Italy’s recently appointed centre-left prime minister, Matteo Renzi, has begun to provide some of the details of his ambitious package of stimulus measures to address the structural issues in the Italian economy, Maria Paola Toschi, Global Market Strategist, J.P. Morgan Asset Management
The first measures announced include tax reductions and some initial steps towards labour market reform.
On 12 March, Renzi announced the following new tax measures:
• Personal tax cuts for people earning less than €1,500 a month, at a total cost of €10bn
• A 10% reduction in payroll tax for private companies.
These cuts will be financed by public spending cuts (not yet detailed) and savings from the decline in Italy’s borrowing costs, but also by a tax increase from 20% to 26% on financial gains (excluding government bonds). Renzi has assured European officials that the 3% deficit-to-GDP limit will be maintained despite the tax cuts.
For now, Renzi has presented limited proposals for labour market reform, including simplifying rules around short-term contracts to encourage companies to restart hiring. Further measures to increase labour market flexibility will come in a comprehensive proposal expected by the end of the year. With the Italian unemployment rate still high (12.3% at the end of 2013) and increasing, these reforms will be a priority for Renzi.

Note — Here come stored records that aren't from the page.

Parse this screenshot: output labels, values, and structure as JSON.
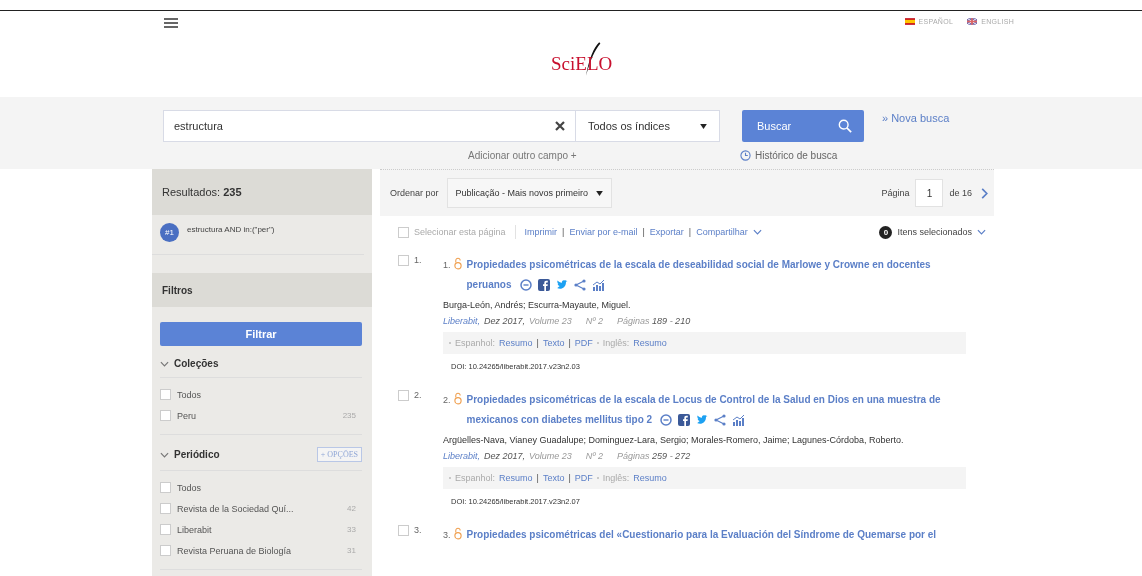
{
  "header": {
    "logo": "SciELO",
    "languages": [
      {
        "label": "ESPAÑOL",
        "kind": "es"
      },
      {
        "label": "ENGLISH",
        "kind": "gb"
      }
    ]
  },
  "search": {
    "value": "estructura",
    "index": "Todos os índices",
    "button": "Buscar",
    "new_search": "» Nova busca",
    "add_field": "Adicionar outro campo +",
    "history": "Histórico de busca"
  },
  "sidebar": {
    "results_label": "Resultados:",
    "results_count": "235",
    "query": {
      "badge": "#1",
      "text": "estructura AND in:(\"per\")"
    },
    "filters_title": "Filtros",
    "filter_button": "Filtrar",
    "groups": [
      {
        "title": "Coleções",
        "expanded": true,
        "items": [
          {
            "label": "Todos",
            "checked": false
          },
          {
            "label": "Peru",
            "count": "235",
            "checked": false
          }
        ]
      },
      {
        "title": "Periódico",
        "expanded": true,
        "options": "+ OPÇÕES",
        "items": [
          {
            "label": "Todos",
            "checked": false
          },
          {
            "label": "Revista de la Sociedad Quí...",
            "count": "42",
            "checked": false
          },
          {
            "label": "Liberabit",
            "count": "33",
            "checked": false
          },
          {
            "label": "Revista Peruana de Biología",
            "count": "31",
            "checked": false
          }
        ]
      }
    ]
  },
  "toolbar": {
    "sort_label": "Ordenar por",
    "sort": "Publicação - Mais novos primeiro",
    "page_label": "Página",
    "page": "1",
    "page_total": "de 16"
  },
  "actions": {
    "select_page": "Selecionar esta página",
    "select_checked": false,
    "links": [
      "Imprimir",
      "Enviar por e-mail",
      "Exportar",
      "Compartilhar"
    ],
    "separator": "|",
    "selected_count": "0",
    "selected_label": "Itens selecionados"
  },
  "results": [
    {
      "index": "1.",
      "number": "1.",
      "checked": false,
      "title": "Propiedades psicométricas de la escala de deseabilidad social de Marlowe y Crowne en docentes peruanos",
      "authors": "Burga-León, Andrés; Escurra-Mayaute, Miguel.",
      "journal": "Liberabit,",
      "date": "Dez 2017,",
      "volume": "Volume 23",
      "issue": "Nº 2",
      "pages_label": "Páginas",
      "pages": "189 - 210",
      "languages": [
        {
          "label": "Espanhol:",
          "links": [
            "Resumo",
            "Texto",
            "PDF"
          ]
        },
        {
          "label": "Inglês:",
          "links": [
            "Resumo"
          ]
        }
      ],
      "doi": "DOI: 10.24265/liberabit.2017.v23n2.03"
    },
    {
      "index": "2.",
      "number": "2.",
      "checked": false,
      "title": "Propiedades psicométricas de la escala de Locus de Control de la Salud en Dios en una muestra de mexicanos con diabetes mellitus tipo 2",
      "authors": "Argüelles-Nava, Vianey Guadalupe; Dominguez-Lara, Sergio; Morales-Romero, Jaime; Lagunes-Córdoba, Roberto.",
      "journal": "Liberabit,",
      "date": "Dez 2017,",
      "volume": "Volume 23",
      "issue": "Nº 2",
      "pages_label": "Páginas",
      "pages": "259 - 272",
      "languages": [
        {
          "label": "Espanhol:",
          "links": [
            "Resumo",
            "Texto",
            "PDF"
          ]
        },
        {
          "label": "Inglês:",
          "links": [
            "Resumo"
          ]
        }
      ],
      "doi": "DOI: 10.24265/liberabit.2017.v23n2.07"
    },
    {
      "index": "3.",
      "number": "3.",
      "checked": false,
      "title": "Propiedades psicométricas del «Cuestionario para la Evaluación del Síndrome de Quemarse por el"
    }
  ]
}
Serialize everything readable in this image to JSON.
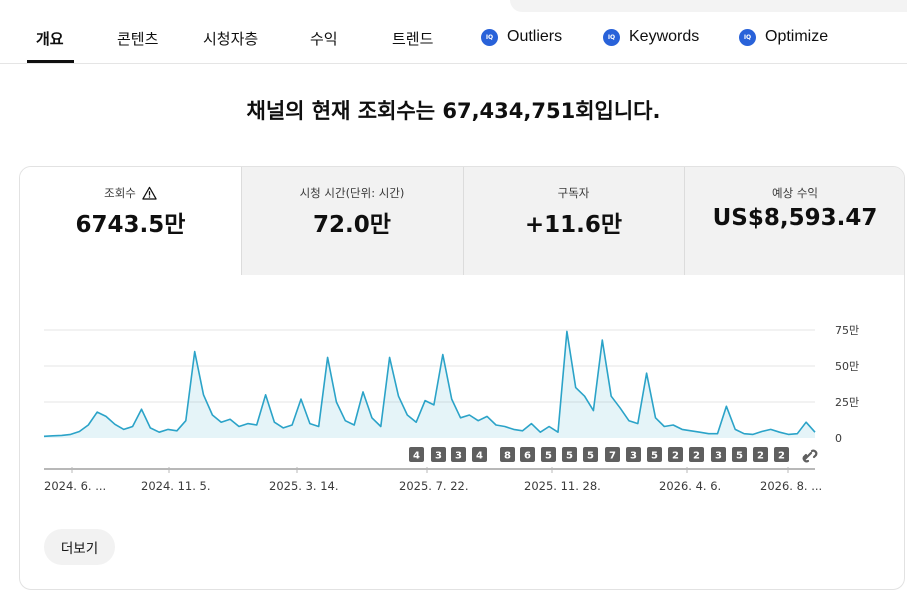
{
  "tabs": [
    {
      "label": "개요",
      "active": true
    },
    {
      "label": "콘텐츠"
    },
    {
      "label": "시청자층"
    },
    {
      "label": "수익"
    },
    {
      "label": "트렌드"
    }
  ],
  "extensions": [
    {
      "label": "Outliers",
      "icon": "vidiq-icon"
    },
    {
      "label": "Keywords",
      "icon": "vidiq-icon"
    },
    {
      "label": "Optimize",
      "icon": "vidiq-icon"
    }
  ],
  "headline": "채널의 현재 조회수는 67,434,751회입니다.",
  "metrics": [
    {
      "label": "조회수",
      "value": "6743.5만",
      "selected": true,
      "warning_icon": "warning-triangle-icon"
    },
    {
      "label": "시청 시간(단위: 시간)",
      "value": "72.0만"
    },
    {
      "label": "구독자",
      "value": "+11.6만"
    },
    {
      "label": "예상 수익",
      "value": "US$8,593.47"
    }
  ],
  "chart_data": {
    "type": "area",
    "color": "#2ba3c8",
    "y_tick_labels": [
      "75만",
      "50만",
      "25만",
      "0"
    ],
    "y_ticks": [
      750000,
      500000,
      250000,
      0
    ],
    "ylim": [
      0,
      800000
    ],
    "x_tick_labels": [
      "2024. 6. ...",
      "2024. 11. 5.",
      "2025. 3. 14.",
      "2025. 7. 22.",
      "2025. 11. 28.",
      "2026. 4. 6.",
      "2026. 8. ..."
    ],
    "x_range": [
      "2024-06",
      "2026-08"
    ],
    "approx_series": {
      "start": "2024-06",
      "step": "approx. weekly",
      "values": [
        12000,
        15000,
        18000,
        25000,
        45000,
        90000,
        180000,
        150000,
        95000,
        60000,
        80000,
        200000,
        70000,
        40000,
        60000,
        50000,
        120000,
        600000,
        300000,
        160000,
        110000,
        130000,
        80000,
        100000,
        90000,
        300000,
        110000,
        70000,
        90000,
        270000,
        100000,
        80000,
        560000,
        250000,
        120000,
        90000,
        320000,
        140000,
        80000,
        560000,
        290000,
        160000,
        110000,
        260000,
        230000,
        580000,
        270000,
        140000,
        160000,
        120000,
        150000,
        90000,
        80000,
        60000,
        50000,
        100000,
        40000,
        80000,
        40000,
        740000,
        350000,
        290000,
        190000,
        680000,
        290000,
        210000,
        120000,
        100000,
        450000,
        140000,
        80000,
        90000,
        60000,
        50000,
        40000,
        30000,
        30000,
        220000,
        60000,
        30000,
        25000,
        45000,
        60000,
        40000,
        25000,
        30000,
        110000,
        40000
      ]
    }
  },
  "annotation_markers": [
    "4",
    "3",
    "3",
    "4",
    "8",
    "6",
    "5",
    "5",
    "5",
    "7",
    "3",
    "5",
    "2",
    "2",
    "3",
    "5",
    "2",
    "2"
  ],
  "more_button": "더보기"
}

In addition, Renzi is trying to accelerate the payment of €68bn of debt arrears owed by public entities to private suppliers, with a targeted completion date of July. If he is successful, this flow of fresh money will provide liquidity to small and medium enterprises, who are still finding it difficult to secure lending from banks, and who risk being squeezed by a lack of availability to credit.
Other measures announced so far include a 1,500 reduction in the number of so-called “blue” cars (chauffeur-driven cars used by politicians and state officials)-a very small step towards a downsizing of the public administration machine; a €3.5bn programme of investment in school buildings; and a scheme of guarantees to support the launch of small businesses.
Earlier this week, the lower house of parliament approved a new electoral law designed to strengthen the power of coalition governments and end the structural instability of the Italian political system. The law introduces a majority premium for any coalition of parties that achieves at least 37% of the vote in a general election. It also includes a minimum vote share threshold for smaller parties to enter parliament, to avoid excessive fragmentation.
The first pillars of Renzinomics, if approved by parliament, could have important investment implications, potentially reinforcing market confidence in the rapid re-launch of Italy-one of Europe’s largest economies, but one in which the recovery is still very fragile and where the introduction of structural reforms has been very limited. That Italian government bond yields continued to fall after the recent political transition suggests investors are so far convinced that the new government will be successful in accelerating reforms, contributing to the recovery of the eurozone.